- Task to complete: Below are lines of data; count those that contain "Template" and give the total alone.

- Source data:
※

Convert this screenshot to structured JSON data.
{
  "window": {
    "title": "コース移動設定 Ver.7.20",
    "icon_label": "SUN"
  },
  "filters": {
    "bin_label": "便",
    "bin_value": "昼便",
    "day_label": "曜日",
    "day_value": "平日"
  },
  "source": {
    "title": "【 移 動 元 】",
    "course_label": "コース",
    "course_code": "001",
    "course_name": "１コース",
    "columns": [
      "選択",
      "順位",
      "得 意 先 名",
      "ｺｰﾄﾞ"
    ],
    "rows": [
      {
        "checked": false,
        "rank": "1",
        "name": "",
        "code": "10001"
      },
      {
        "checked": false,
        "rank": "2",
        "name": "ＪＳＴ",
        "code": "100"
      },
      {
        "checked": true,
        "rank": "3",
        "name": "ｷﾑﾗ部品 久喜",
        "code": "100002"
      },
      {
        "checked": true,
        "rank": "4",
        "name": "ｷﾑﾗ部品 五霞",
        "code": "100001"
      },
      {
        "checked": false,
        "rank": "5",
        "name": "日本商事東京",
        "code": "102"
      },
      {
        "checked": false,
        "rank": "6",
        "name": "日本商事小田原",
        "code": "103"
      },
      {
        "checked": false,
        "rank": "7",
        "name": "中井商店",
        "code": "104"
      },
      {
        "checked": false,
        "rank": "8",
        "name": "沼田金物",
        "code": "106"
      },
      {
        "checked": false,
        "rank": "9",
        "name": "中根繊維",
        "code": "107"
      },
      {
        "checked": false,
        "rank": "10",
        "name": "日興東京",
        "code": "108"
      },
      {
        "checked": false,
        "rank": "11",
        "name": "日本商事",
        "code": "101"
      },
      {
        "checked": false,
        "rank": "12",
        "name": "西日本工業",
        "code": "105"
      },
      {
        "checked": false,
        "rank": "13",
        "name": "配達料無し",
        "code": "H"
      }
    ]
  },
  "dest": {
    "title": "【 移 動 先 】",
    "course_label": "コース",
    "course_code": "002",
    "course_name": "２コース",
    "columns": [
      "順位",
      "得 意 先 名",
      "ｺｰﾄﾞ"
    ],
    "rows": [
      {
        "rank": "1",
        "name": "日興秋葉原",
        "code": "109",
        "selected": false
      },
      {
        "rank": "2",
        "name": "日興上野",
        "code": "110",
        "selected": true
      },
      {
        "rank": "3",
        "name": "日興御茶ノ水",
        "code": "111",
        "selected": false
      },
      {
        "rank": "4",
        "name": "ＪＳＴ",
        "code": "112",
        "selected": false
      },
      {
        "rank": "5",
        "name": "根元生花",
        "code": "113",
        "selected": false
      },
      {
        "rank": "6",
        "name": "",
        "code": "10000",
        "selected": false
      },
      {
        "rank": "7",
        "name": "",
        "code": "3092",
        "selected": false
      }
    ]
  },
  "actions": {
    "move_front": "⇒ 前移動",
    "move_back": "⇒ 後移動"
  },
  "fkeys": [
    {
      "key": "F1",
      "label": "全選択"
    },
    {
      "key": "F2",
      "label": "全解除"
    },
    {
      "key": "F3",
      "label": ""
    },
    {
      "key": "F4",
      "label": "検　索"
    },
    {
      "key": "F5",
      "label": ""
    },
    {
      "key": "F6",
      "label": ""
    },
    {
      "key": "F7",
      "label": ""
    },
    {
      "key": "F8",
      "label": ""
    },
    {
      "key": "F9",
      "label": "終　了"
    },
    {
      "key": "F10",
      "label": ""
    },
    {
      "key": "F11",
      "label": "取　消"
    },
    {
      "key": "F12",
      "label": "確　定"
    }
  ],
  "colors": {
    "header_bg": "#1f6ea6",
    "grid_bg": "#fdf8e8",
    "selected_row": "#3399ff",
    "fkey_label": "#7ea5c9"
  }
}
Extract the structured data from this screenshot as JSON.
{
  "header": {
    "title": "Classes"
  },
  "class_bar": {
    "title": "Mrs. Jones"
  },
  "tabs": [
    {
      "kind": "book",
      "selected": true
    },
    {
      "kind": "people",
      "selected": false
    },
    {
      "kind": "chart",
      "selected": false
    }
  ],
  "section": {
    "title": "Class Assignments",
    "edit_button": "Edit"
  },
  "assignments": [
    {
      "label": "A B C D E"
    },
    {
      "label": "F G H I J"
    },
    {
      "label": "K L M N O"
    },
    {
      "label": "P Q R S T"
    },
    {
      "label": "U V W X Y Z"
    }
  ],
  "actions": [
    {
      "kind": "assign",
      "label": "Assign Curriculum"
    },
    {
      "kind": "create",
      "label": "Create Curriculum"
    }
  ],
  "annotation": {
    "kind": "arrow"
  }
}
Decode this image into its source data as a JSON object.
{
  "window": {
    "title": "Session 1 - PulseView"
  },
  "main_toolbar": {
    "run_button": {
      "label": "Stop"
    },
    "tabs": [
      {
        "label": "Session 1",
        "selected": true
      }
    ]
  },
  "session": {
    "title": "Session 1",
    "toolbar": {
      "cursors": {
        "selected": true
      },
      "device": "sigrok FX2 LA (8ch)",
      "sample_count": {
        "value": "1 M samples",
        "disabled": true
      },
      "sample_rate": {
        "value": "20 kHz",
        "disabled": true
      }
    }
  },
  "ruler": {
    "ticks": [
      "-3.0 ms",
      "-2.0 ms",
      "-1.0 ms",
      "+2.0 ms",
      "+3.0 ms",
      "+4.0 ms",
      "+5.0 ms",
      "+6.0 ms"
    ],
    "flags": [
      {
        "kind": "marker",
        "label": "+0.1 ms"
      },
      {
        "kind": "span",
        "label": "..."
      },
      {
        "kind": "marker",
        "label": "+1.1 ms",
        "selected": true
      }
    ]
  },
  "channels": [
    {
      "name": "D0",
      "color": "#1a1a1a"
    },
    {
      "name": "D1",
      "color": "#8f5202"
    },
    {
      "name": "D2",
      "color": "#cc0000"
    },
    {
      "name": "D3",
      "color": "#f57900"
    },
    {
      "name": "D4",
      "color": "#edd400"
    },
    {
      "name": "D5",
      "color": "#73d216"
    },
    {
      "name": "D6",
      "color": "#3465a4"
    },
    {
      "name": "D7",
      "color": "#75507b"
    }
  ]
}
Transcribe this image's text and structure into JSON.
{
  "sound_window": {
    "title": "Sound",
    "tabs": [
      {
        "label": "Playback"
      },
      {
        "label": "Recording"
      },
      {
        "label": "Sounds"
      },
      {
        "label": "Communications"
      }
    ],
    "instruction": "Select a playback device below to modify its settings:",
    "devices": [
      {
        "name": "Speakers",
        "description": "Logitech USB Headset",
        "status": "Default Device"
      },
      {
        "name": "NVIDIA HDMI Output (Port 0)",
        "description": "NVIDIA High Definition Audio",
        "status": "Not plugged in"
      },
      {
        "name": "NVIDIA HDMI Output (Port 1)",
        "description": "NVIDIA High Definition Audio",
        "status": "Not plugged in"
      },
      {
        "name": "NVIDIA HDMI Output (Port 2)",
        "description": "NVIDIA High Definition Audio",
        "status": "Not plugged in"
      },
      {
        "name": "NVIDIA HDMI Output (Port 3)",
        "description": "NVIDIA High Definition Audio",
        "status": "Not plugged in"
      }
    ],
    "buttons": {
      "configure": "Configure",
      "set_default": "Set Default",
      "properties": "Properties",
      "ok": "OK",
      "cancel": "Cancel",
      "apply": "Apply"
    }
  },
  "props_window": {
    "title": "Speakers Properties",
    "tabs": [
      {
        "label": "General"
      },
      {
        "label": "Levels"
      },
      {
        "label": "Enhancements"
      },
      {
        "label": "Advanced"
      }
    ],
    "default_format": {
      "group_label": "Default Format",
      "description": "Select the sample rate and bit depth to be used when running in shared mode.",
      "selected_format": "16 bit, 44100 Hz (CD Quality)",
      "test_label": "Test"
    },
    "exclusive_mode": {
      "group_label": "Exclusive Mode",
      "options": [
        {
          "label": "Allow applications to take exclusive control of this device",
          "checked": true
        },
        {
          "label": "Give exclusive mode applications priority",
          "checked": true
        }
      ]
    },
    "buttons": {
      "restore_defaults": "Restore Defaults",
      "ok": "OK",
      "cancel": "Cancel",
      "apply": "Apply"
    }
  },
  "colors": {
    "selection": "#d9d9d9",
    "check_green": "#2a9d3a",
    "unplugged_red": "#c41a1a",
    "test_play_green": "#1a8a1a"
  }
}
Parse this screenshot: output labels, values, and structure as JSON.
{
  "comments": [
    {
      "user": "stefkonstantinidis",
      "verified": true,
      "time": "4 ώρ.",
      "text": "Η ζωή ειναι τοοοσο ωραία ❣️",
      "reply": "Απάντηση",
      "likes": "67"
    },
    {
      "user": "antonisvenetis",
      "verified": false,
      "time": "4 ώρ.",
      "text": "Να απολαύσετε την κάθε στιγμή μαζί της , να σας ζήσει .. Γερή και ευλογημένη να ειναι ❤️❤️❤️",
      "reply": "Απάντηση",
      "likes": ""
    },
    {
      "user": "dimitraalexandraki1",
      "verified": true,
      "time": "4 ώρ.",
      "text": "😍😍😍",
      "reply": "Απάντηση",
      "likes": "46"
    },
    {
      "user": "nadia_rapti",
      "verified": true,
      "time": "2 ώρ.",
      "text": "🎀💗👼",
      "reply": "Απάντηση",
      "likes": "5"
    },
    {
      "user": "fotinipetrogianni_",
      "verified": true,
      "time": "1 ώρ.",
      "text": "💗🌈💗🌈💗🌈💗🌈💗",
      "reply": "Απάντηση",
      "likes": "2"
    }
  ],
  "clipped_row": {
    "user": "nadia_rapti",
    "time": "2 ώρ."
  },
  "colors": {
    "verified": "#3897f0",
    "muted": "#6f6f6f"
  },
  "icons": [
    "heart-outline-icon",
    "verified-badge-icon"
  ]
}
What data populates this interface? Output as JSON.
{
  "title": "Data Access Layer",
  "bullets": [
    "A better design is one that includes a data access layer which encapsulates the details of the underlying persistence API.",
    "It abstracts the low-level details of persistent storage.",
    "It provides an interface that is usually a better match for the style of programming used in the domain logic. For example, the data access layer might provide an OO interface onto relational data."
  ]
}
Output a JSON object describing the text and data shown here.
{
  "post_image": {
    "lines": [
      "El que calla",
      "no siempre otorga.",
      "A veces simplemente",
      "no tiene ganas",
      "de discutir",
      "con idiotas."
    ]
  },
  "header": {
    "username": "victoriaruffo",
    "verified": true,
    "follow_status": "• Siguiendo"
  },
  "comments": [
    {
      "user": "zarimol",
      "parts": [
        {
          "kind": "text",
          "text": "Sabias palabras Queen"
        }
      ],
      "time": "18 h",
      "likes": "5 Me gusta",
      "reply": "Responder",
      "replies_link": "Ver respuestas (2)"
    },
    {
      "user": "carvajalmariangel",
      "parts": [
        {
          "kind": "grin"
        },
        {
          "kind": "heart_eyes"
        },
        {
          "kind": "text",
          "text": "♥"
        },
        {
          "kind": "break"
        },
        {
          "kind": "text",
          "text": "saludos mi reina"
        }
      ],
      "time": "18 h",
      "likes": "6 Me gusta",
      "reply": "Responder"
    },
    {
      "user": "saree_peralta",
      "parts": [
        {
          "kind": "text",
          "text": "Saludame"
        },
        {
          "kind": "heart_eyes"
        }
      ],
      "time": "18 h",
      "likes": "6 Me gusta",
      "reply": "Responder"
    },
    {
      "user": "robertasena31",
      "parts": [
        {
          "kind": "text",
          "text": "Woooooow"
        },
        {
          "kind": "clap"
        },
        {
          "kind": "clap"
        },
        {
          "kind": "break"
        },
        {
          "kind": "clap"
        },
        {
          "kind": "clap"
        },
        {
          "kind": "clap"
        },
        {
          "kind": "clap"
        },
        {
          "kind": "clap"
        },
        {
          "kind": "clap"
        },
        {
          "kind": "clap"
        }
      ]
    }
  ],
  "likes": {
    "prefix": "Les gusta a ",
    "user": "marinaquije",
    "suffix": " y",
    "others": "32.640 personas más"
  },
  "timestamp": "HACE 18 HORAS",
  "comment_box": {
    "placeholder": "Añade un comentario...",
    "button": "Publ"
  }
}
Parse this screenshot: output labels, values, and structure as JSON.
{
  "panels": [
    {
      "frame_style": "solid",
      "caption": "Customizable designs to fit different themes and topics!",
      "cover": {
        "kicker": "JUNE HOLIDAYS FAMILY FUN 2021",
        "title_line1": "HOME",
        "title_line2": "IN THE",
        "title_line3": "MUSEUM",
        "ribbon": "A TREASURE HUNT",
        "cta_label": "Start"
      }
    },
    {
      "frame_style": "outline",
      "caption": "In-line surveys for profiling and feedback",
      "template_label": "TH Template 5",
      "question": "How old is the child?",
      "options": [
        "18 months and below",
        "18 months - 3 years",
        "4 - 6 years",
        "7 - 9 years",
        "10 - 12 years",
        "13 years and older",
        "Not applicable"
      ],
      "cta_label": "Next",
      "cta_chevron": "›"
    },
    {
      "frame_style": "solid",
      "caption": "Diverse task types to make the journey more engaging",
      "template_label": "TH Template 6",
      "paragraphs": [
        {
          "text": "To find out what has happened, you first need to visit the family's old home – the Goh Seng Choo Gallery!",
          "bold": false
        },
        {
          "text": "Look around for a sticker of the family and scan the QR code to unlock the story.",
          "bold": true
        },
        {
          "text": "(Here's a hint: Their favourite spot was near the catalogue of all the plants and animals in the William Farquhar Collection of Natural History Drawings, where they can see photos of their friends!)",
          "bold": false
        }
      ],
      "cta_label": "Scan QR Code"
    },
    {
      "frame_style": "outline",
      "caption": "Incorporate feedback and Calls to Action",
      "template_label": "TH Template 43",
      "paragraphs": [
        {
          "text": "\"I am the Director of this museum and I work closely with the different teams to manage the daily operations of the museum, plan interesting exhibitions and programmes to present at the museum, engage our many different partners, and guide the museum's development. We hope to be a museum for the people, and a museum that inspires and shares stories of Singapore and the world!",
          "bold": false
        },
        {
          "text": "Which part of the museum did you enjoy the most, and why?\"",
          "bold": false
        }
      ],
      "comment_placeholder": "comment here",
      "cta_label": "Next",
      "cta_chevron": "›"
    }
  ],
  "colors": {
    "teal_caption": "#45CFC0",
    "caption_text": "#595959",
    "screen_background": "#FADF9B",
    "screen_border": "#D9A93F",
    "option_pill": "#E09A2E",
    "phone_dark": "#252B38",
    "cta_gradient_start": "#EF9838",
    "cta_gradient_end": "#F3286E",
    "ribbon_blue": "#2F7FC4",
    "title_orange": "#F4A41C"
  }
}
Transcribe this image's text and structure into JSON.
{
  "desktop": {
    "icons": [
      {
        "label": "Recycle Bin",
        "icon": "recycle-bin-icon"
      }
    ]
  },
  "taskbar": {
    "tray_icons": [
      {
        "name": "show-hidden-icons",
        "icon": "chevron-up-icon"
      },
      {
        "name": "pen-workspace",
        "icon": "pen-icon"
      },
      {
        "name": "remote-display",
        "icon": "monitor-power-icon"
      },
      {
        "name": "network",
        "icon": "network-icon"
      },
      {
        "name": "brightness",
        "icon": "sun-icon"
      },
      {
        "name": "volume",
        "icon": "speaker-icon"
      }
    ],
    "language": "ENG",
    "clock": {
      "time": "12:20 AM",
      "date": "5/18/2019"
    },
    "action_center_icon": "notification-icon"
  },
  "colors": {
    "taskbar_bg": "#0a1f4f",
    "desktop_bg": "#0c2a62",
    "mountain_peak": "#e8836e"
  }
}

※

- Your response: 3